And you’ll recall the incident during Spring Training when the Red Sox flew David Price to all parts of the country in search of a doctor until they found one who would tell them what they wanted to hear about their aging star’s injured elbow. Turns out, though, it was just a wish, and a prayer as Price has yet to throw a pitch for the Red Sox in 2017.

That, coupled with last year’s Cy Young winner, Rick Porcello‘s return to Planet Earth, and Steven Wright‘s loss for the rest of the season with a knee issue, and you have the makings of a team that is going to be a heavy player at the trade deadline in July, or perhaps even sooner.

The Yankees play hide and seek

For the Yankees, this means that sooner rather than later, they will become the team that everyone is gunning for with a target on their backs wherever they go. The blend of veterans will need to hold the fort down while the younger guys experience what a real pennant race is like for the first time.

CC Sabathia will handle the pitching staff in the clubhouse, and Matt Holliday will be the go-to guy for the position players. Both players have already assumed their roles as quasi-team captains, making it business as usual with no fancy announcements needed.

The thing about this team that continues to impress is how they seem to exist in a bubble that contains only 25 men who are dedicated to the same cause. And even where you think distractions might come from, as with a Chris Carter whining about playing time, there has been nothing but silence and winning games.
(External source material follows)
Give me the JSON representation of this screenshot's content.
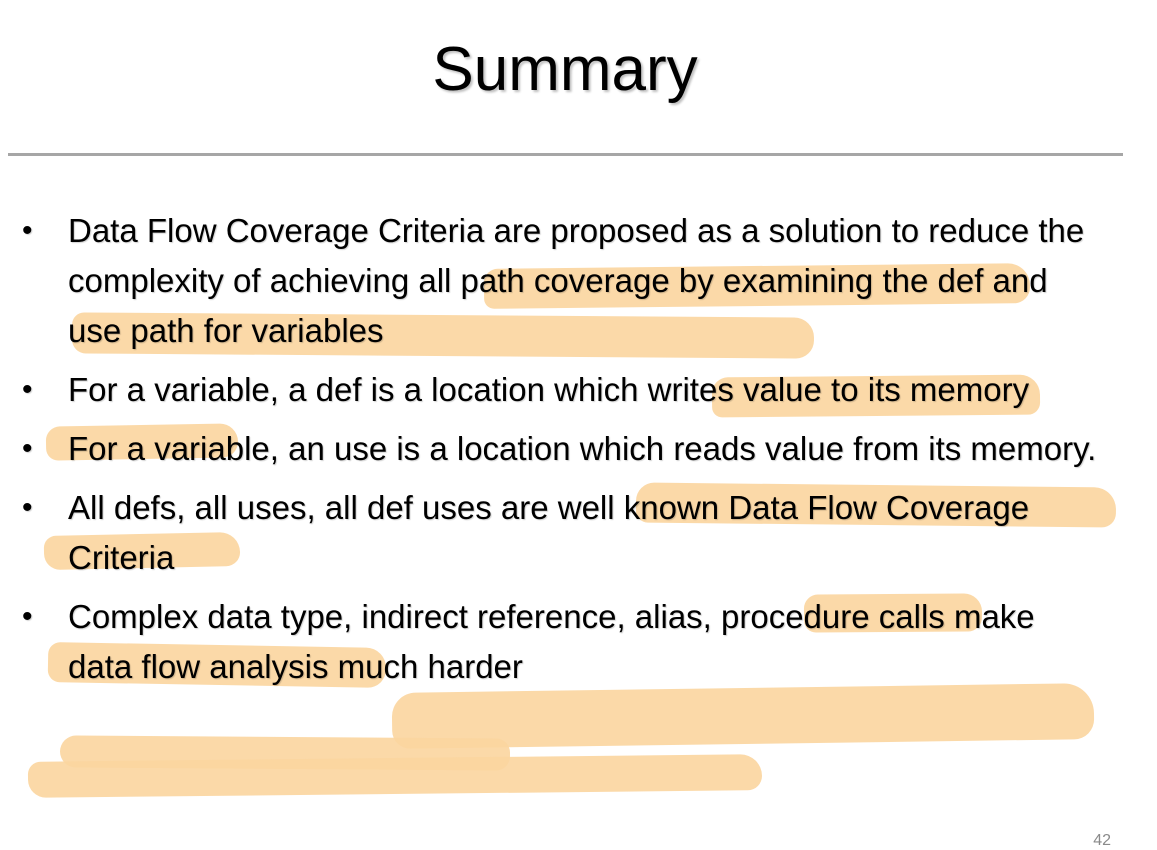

The Yankees can’t play hide and seek forever. They’ll be in the national spotlight once again on Sunday night when Derek Jeter takes the stage to remind of what was. But the Yankees don’t need Jeter like they used to because they have their thing going on here. And that should be the real story Sunday night.